- Playground Coffee Kiosk - If you’re looking for just a fuss-free coffee break without the need for facilities, then visit the kiosk right in the middle of everything along with some amazing coffee in hand!
- Balzac Coffee - If you need a sit down and a proper break, then visit Balzac coffee. It’s cozy and not too far from the Rathaus as well!
Hamburg is a city that offers a lot of historical understanding through its architecture. The Chilehaus is ten-story commercial building just a 10 minute walk from the main center in an area called Kontorhausviertel. The building is a great example of 1920s Brick Expressionism and the dark brick truly makes it a gorgeous spectacle. The view of the entire building is great from the east side and I was so happy to explore the detailing on the building as well!
Not too far from Chilehaus, is The Speicherstadt and must be included in my Hamburg travel guide. It is the largest warehouse district in the world where the buildings stand on timber-pile foundations. Built from 1883 to 1927, walking around feels like a maze! The district was built as a free zone to transfer goods without paying customs. It was awarded the status of UNESCO World Heritage Site in 2015.
View Point for Elbphilarmonie
The main building to see and quite a cherished one in Hamburg is the Elbphilharmonie. If you walk down Am Sandtorkai towards the Elbphilharmonie, you’ll find a small street called Sandtorkai. There are a set of stairs leading up to a walk way towards the water and it is by far the most exceptional spot to get a good view of the building. It is the largest and most acoustically advance concert halls in the world and the tallest building in Hamburg. The new glassy construction resembles a hoisted sail, water wave, iceberg or quartz crystal. If you look at the bottom, you’ll notice the architecture is similar to the warehouse district and that’s because the Elbphilharmonie sits on top of an old warehouse building.

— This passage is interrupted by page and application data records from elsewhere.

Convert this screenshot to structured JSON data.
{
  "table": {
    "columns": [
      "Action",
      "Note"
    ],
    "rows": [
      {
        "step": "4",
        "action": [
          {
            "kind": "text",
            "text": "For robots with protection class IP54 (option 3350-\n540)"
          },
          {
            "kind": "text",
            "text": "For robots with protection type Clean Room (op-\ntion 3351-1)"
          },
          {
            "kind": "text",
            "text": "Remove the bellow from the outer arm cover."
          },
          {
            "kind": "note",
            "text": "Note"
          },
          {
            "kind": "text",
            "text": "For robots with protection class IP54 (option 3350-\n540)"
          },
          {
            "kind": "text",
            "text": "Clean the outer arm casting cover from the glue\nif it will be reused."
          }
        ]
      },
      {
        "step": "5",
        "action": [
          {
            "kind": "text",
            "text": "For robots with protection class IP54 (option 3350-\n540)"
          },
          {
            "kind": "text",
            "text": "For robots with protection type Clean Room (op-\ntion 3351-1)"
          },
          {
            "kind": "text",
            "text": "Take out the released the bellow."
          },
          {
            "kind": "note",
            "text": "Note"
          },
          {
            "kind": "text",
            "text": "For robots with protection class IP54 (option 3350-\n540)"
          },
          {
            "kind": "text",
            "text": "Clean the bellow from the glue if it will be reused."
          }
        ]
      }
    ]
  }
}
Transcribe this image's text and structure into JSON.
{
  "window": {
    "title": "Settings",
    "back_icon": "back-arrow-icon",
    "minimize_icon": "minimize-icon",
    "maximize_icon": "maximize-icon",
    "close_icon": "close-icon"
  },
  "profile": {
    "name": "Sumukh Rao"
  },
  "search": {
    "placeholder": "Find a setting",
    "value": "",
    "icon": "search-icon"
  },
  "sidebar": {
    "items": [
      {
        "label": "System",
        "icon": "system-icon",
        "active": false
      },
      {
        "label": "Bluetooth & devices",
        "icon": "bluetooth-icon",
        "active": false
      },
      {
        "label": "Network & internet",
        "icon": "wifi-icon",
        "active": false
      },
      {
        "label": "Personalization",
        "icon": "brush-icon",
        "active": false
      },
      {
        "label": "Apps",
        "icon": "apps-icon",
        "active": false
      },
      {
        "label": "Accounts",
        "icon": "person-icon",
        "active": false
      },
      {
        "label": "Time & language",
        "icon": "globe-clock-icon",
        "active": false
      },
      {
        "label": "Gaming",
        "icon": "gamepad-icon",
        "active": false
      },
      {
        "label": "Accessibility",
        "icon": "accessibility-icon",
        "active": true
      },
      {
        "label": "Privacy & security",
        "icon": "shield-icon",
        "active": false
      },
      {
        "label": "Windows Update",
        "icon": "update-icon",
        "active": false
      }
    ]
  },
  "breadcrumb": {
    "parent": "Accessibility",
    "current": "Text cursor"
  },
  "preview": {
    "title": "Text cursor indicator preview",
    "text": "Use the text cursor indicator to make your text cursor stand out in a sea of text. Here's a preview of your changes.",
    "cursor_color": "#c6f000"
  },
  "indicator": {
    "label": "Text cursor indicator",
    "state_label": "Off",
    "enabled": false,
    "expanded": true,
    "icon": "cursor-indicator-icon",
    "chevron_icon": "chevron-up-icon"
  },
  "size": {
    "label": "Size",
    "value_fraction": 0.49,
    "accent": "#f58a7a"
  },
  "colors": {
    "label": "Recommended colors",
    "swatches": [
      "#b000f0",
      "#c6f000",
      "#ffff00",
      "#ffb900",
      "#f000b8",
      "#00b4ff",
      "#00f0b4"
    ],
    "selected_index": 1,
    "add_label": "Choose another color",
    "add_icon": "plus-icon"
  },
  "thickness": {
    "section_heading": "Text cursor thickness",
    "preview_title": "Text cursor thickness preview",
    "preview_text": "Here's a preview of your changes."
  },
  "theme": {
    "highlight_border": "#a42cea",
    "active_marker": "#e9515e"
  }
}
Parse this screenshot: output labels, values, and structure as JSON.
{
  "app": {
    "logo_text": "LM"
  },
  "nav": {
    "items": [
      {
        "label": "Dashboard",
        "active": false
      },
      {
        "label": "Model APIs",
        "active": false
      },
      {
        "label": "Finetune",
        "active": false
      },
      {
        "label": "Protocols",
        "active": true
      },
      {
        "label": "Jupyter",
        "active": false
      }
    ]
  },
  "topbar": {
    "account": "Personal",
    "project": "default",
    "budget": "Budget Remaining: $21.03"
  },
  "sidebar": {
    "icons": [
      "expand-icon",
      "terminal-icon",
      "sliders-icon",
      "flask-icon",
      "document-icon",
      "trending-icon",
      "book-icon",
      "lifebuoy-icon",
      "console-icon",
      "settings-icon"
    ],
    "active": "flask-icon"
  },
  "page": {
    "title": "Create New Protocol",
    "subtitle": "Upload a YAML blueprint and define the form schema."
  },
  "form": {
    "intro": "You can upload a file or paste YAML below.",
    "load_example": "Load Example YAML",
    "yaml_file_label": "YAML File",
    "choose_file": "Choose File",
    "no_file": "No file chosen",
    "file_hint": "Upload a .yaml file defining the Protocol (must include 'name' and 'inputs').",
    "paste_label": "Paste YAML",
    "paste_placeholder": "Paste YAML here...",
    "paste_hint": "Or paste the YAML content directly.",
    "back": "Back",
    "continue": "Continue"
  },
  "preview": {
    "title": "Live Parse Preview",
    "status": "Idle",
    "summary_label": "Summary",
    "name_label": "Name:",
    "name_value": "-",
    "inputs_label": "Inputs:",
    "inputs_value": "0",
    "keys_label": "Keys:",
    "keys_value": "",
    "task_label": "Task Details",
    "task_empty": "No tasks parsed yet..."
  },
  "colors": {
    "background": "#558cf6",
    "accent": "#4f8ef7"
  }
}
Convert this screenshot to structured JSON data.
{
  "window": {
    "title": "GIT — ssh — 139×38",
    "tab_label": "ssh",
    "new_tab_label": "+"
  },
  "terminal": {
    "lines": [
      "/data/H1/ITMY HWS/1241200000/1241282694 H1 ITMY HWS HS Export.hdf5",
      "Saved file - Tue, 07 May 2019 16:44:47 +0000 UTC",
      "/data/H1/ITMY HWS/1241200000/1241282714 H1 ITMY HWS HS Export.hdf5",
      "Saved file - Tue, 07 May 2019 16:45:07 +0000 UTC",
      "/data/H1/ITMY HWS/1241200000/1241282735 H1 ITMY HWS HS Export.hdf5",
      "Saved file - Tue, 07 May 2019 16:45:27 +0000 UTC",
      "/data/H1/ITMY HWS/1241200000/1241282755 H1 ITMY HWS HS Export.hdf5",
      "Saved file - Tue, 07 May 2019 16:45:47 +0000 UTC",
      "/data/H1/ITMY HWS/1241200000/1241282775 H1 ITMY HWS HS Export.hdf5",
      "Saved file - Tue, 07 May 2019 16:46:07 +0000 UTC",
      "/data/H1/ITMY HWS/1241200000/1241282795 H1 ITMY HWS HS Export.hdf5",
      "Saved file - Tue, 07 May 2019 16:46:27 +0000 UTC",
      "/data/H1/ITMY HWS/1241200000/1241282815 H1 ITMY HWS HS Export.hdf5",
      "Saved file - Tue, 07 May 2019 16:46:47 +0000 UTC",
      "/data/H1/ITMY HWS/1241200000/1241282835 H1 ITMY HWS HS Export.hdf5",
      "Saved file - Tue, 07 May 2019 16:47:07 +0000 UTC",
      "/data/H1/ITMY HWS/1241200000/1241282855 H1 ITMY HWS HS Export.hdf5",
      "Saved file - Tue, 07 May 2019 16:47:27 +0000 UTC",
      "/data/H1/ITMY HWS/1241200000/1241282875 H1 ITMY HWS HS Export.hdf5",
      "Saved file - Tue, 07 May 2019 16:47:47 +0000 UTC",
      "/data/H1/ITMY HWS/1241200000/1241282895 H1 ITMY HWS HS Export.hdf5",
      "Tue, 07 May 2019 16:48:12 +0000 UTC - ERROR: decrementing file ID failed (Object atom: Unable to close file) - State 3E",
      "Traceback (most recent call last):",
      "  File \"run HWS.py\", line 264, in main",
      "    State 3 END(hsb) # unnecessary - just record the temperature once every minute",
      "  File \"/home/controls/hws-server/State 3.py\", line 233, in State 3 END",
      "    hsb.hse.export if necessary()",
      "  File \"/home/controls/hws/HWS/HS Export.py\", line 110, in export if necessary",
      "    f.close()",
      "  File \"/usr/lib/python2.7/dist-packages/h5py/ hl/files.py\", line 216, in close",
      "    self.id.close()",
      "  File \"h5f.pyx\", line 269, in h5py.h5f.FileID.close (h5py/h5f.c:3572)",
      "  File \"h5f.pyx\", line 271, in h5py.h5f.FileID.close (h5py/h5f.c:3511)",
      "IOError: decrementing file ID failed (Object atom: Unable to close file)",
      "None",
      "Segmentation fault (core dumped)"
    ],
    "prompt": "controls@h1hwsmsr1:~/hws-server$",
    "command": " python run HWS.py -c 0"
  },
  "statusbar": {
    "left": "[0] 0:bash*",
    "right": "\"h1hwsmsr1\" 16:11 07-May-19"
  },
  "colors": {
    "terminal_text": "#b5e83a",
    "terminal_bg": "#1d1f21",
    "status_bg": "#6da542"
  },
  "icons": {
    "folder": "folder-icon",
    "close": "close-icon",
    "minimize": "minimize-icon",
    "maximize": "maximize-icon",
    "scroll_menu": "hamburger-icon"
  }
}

Refreshments at Nord Coast Coffee Roastery
I told you that I love a good cafe stop and this is a great place for it. Nord Coast Coffee Roastery is nestled right at the edge of the Deichstrasse district and at the beginning of a very cute street. Want to know what to order? Definitely go for a coffee as that is obvious thing to do. With different types of beans and brewing methods, this is the best place to grab some coffee ground to go! If you’re craving something other than coffee, then go for a Fritz Cola. Made in Northern Germany, Fritz Cola is the favorite soft drink of choice in Hamburg.
This area is the oldest remaining bit of the center of Hamburg dating back to the 14th century. With gingerbread like buildings, there’s lots of great photo opportunities to be had here. If you’re looking for the ideal place for a photo, Nikolaifleet is place to visit and a must-do in my Hamburg travel guide. The view from the bridge is just so beautiful!
End with a Burger Meal
Finally, end with a burger as Hamburg is the home of hamburgers. The people behind White Castle traces the origin of the hamburger in Hamburg, Germany. The places people suggested to me are:
- Burger Lounge for the typical American style burgers
- The Bird for their quality meat
- Helden & Co for their epic stacks and super hero themes
- The Burger Lab for vegetarian and vegan options
After your meal and maybe a local beer to wash it all down, you’ve completed everything on my Hamburg travel guide! Have you ever been to Hamburg? Would you visit the city? Let me know in the comments!